dc.description.abstractThe World Health Organization (WHO) and the United Nations Children's Fund (UNICEF) estimate globally that 1.9 million children under the age of five years old die annually as consequence of diarrhea. Increasing need for hospitalization, which has negative effects on health care sectors, in addition to mortality incidences mark diarrheal related diseases a growing burden on both health care sectors and the global economy. Introducing novel measures to control and avert the spread of diarrheal disease are of paramount importance. Diarrhea is the main symptom in Acute gastroenteritis (AGE) and according to the United States' National Outbreak Reporting System (NORS), viral agents are the dominant precursors of epidemic AGE outbreaks. More than 90% of humans' acute non-bacterial gastroenteritis breakouts worldwide is caused by Noroviruses (NoVs). NoVs of the Caliciviridae family are none enveloped, positive sense, single stranded RNA virus, noncultivable in cell culture, containing three open reading frames (ORF). Expressing NoVs ORF2 in a baculovirus expression system produces empty virus-like particles (VLPs). These VLPs are very similar to the native virus in terms of morphology and antigenicity, yet lacking the genetic material essential for infectivity, making the VLPs a superb candidate for vaccine development. By comparing the capsid sequence of three different NoVs GII.4 strains, consensus GII.4 VLPs were produced as a potential vaccine with the goal of providing a broader protection against AGE. The main objective of this study is to understand the structural behavior of NoVs Consensus GII.4 VLPs, which is to be used as a vaccine. A complement of biophysical techniques has been employed to characterize the physical stability of Noroviruses Consensus GII.4 virus-like particles (VLPs) as a function of temperature and pH. The VLPs' physical stability are characterized by different spectroscopic techniques and the resulting data are used to construct empirical phase diagrams (EPDs) projecting the entire data set in the form of a colored image. These EPDs are used in the development of excipient screening assays to identify potential stabilizers of the VLPs in solution. The identified stabilizers are then subjected to further screening using fluorescence analysis to determine their optimal concentrations and use in combination. The generated data are used to construct binding isotherms for Consensus GII.4 VLP and aluminum salt adjuvants (Alhydrogel® and Adjuphos®). Binding isotherms were also generated for Norwalk VLP (a previously studied vaccine candidate) and aluminum salt adjuvants. Front Face Fluorescence Spectroscopy is used to evaluate the structural changes associated with Consensus GII.4 and Norwalk VLPs when bound to aluminum salt adjuvants.
dc.format.extent54 pages
dc.language.isoen
dc.publisherUniversity of Kansas
dc.rightsCopyright held by the author.
dc.subjectPharmaceutical sciences
dc.subject
dc.titleCONSENSUS GII.4 VIRUS LIKE PARTICLES; A VACCINE CANDIDATE BIOPHYSICAL CHARACTERIZATION, STABILIZATION, AND ADJUVANTS BINDING STUDIES
dc.typeThesis
dc.contributor.cmtememberVolkin, David B
dc.contributor.cmtememberBerkland, Cory J
dc.thesis.degreeDisciplinePharmaceutical Chemistry
dc.thesis.degreeLevelM.S.
dc.identifier.orcid
dc.provenance04/05/2017: The ETD release form is attached to this record as a license file.
dc.rights.accessrightsopenAccess

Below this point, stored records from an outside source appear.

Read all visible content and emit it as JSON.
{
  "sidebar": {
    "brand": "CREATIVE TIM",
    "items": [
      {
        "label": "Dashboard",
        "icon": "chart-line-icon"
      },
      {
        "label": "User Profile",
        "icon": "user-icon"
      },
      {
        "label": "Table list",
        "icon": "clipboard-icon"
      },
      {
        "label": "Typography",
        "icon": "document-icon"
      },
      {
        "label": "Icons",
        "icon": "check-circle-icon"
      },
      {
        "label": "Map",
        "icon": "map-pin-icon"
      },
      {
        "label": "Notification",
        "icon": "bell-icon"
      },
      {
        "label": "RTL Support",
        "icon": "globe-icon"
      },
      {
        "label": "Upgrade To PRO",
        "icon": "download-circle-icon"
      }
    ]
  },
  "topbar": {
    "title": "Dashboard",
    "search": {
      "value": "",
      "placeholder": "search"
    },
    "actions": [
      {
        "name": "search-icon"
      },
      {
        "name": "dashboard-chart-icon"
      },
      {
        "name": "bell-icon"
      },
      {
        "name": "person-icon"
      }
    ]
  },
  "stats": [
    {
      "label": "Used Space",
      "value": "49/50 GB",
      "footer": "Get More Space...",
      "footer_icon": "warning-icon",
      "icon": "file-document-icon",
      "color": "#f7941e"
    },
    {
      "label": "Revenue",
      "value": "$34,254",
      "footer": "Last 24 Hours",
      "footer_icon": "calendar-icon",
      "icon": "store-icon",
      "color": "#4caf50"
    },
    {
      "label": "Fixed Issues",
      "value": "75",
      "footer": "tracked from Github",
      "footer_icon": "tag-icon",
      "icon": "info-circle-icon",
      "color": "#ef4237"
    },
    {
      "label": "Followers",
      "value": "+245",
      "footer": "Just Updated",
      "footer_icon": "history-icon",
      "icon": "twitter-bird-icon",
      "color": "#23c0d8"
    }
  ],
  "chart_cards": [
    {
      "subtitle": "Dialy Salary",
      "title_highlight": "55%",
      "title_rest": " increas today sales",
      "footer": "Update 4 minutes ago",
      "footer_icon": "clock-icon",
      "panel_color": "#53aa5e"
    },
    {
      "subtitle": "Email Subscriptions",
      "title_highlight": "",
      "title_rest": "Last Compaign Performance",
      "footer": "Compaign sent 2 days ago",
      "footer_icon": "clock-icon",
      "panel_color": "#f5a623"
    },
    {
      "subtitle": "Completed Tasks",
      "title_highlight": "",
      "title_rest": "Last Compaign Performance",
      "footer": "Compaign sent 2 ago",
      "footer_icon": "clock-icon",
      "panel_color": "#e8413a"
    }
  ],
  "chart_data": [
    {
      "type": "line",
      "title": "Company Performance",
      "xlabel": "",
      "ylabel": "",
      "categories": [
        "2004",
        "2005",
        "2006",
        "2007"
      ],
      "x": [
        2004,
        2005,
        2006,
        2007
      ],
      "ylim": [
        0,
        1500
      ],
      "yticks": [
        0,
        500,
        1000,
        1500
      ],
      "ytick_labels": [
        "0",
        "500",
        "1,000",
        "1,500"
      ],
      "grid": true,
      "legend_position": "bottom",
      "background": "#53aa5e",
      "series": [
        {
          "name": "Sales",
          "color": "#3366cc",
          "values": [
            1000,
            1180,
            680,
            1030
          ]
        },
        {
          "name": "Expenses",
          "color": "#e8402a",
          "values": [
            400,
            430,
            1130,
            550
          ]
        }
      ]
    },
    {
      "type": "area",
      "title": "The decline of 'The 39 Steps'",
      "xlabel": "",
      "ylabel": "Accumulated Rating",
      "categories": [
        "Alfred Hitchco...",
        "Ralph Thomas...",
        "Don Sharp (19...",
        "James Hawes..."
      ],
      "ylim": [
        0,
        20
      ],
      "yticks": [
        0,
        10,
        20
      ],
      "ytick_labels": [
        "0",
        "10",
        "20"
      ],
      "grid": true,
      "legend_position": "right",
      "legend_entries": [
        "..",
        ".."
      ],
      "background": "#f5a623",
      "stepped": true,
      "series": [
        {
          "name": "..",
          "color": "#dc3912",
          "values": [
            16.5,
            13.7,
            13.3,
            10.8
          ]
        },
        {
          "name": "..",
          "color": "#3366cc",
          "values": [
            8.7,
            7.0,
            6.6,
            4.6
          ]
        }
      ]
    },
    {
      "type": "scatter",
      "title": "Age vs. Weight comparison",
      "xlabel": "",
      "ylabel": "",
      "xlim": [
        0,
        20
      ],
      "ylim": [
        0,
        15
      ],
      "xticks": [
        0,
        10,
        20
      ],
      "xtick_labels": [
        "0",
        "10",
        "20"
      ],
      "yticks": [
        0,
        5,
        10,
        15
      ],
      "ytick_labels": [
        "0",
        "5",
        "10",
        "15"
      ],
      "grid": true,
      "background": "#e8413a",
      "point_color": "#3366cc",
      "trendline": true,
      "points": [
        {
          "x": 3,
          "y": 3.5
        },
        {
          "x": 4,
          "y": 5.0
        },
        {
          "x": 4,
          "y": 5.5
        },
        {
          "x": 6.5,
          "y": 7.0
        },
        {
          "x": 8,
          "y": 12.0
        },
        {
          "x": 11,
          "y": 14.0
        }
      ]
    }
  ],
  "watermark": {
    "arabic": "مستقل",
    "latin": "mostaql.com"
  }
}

Files in this item

Thumbnail

This item appears in the following Collection(s)

Show simple item record